WHAT TO PRODUCE: Copy all the records word for word, apart from any pictures.

○ ○ ○ ○ ○

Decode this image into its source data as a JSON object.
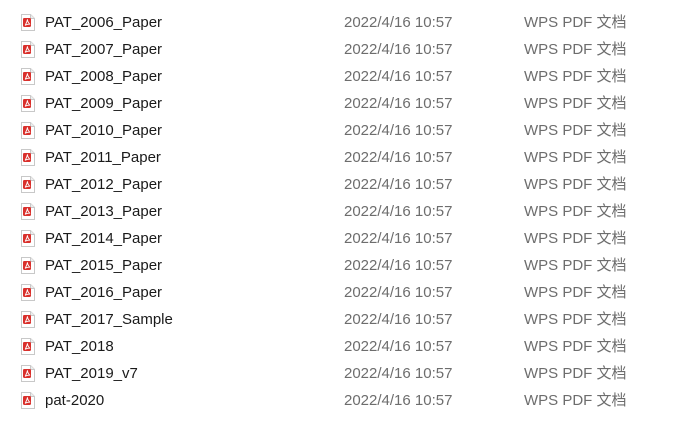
{
  "files": [
    {
      "name": "PAT_2006_Paper",
      "modified": "2022/4/16 10:57",
      "type": "WPS PDF 文档",
      "icon": "pdf-file-icon"
    },
    {
      "name": "PAT_2007_Paper",
      "modified": "2022/4/16 10:57",
      "type": "WPS PDF 文档",
      "icon": "pdf-file-icon"
    },
    {
      "name": "PAT_2008_Paper",
      "modified": "2022/4/16 10:57",
      "type": "WPS PDF 文档",
      "icon": "pdf-file-icon"
    },
    {
      "name": "PAT_2009_Paper",
      "modified": "2022/4/16 10:57",
      "type": "WPS PDF 文档",
      "icon": "pdf-file-icon"
    },
    {
      "name": "PAT_2010_Paper",
      "modified": "2022/4/16 10:57",
      "type": "WPS PDF 文档",
      "icon": "pdf-file-icon"
    },
    {
      "name": "PAT_2011_Paper",
      "modified": "2022/4/16 10:57",
      "type": "WPS PDF 文档",
      "icon": "pdf-file-icon"
    },
    {
      "name": "PAT_2012_Paper",
      "modified": "2022/4/16 10:57",
      "type": "WPS PDF 文档",
      "icon": "pdf-file-icon"
    },
    {
      "name": "PAT_2013_Paper",
      "modified": "2022/4/16 10:57",
      "type": "WPS PDF 文档",
      "icon": "pdf-file-icon"
    },
    {
      "name": "PAT_2014_Paper",
      "modified": "2022/4/16 10:57",
      "type": "WPS PDF 文档",
      "icon": "pdf-file-icon"
    },
    {
      "name": "PAT_2015_Paper",
      "modified": "2022/4/16 10:57",
      "type": "WPS PDF 文档",
      "icon": "pdf-file-icon"
    },
    {
      "name": "PAT_2016_Paper",
      "modified": "2022/4/16 10:57",
      "type": "WPS PDF 文档",
      "icon": "pdf-file-icon"
    },
    {
      "name": "PAT_2017_Sample",
      "modified": "2022/4/16 10:57",
      "type": "WPS PDF 文档",
      "icon": "pdf-file-icon"
    },
    {
      "name": "PAT_2018",
      "modified": "2022/4/16 10:57",
      "type": "WPS PDF 文档",
      "icon": "pdf-file-icon"
    },
    {
      "name": "PAT_2019_v7",
      "modified": "2022/4/16 10:57",
      "type": "WPS PDF 文档",
      "icon": "pdf-file-icon"
    },
    {
      "name": "pat-2020",
      "modified": "2022/4/16 10:57",
      "type": "WPS PDF 文档",
      "icon": "pdf-file-icon"
    }
  ],
  "colors": {
    "icon_red": "#d9302c",
    "icon_page": "#ffffff",
    "icon_border": "#c8c8c8",
    "name_text": "#1a1a1a",
    "meta_text": "#6d6d6d"
  }
}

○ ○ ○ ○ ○

ANSWER FOR THE TASK:
Decode this image into its source data as a JSON object.
{
  "files": [
    {
      "name": "PAT_2006_Paper",
      "modified": "2022/4/16 10:57",
      "type": "WPS PDF 文档",
      "icon": "pdf-file-icon"
    },
    {
      "name": "PAT_2007_Paper",
      "modified": "2022/4/16 10:57",
      "type": "WPS PDF 文档",
      "icon": "pdf-file-icon"
    },
    {
      "name": "PAT_2008_Paper",
      "modified": "2022/4/16 10:57",
      "type": "WPS PDF 文档",
      "icon": "pdf-file-icon"
    },
    {
      "name": "PAT_2009_Paper",
      "modified": "2022/4/16 10:57",
      "type": "WPS PDF 文档",
      "icon": "pdf-file-icon"
    },
    {
      "name": "PAT_2010_Paper",
      "modified": "2022/4/16 10:57",
      "type": "WPS PDF 文档",
      "icon": "pdf-file-icon"
    },
    {
      "name": "PAT_2011_Paper",
      "modified": "2022/4/16 10:57",
      "type": "WPS PDF 文档",
      "icon": "pdf-file-icon"
    },
    {
      "name": "PAT_2012_Paper",
      "modified": "2022/4/16 10:57",
      "type": "WPS PDF 文档",
      "icon": "pdf-file-icon"
    },
    {
      "name": "PAT_2013_Paper",
      "modified": "2022/4/16 10:57",
      "type": "WPS PDF 文档",
      "icon": "pdf-file-icon"
    },
    {
      "name": "PAT_2014_Paper",
      "modified": "2022/4/16 10:57",
      "type": "WPS PDF 文档",
      "icon": "pdf-file-icon"
    },
    {
      "name": "PAT_2015_Paper",
      "modified": "2022/4/16 10:57",
      "type": "WPS PDF 文档",
      "icon": "pdf-file-icon"
    },
    {
      "name": "PAT_2016_Paper",
      "modified": "2022/4/16 10:57",
      "type": "WPS PDF 文档",
      "icon": "pdf-file-icon"
    },
    {
      "name": "PAT_2017_Sample",
      "modified": "2022/4/16 10:57",
      "type": "WPS PDF 文档",
      "icon": "pdf-file-icon"
    },
    {
      "name": "PAT_2018",
      "modified": "2022/4/16 10:57",
      "type": "WPS PDF 文档",
      "icon": "pdf-file-icon"
    },
    {
      "name": "PAT_2019_v7",
      "modified": "2022/4/16 10:57",
      "type": "WPS PDF 文档",
      "icon": "pdf-file-icon"
    },
    {
      "name": "pat-2020",
      "modified": "2022/4/16 10:57",
      "type": "WPS PDF 文档",
      "icon": "pdf-file-icon"
    }
  ],
  "colors": {
    "icon_red": "#d9302c",
    "icon_page": "#ffffff",
    "icon_border": "#c8c8c8",
    "name_text": "#1a1a1a",
    "meta_text": "#6d6d6d"
  }
}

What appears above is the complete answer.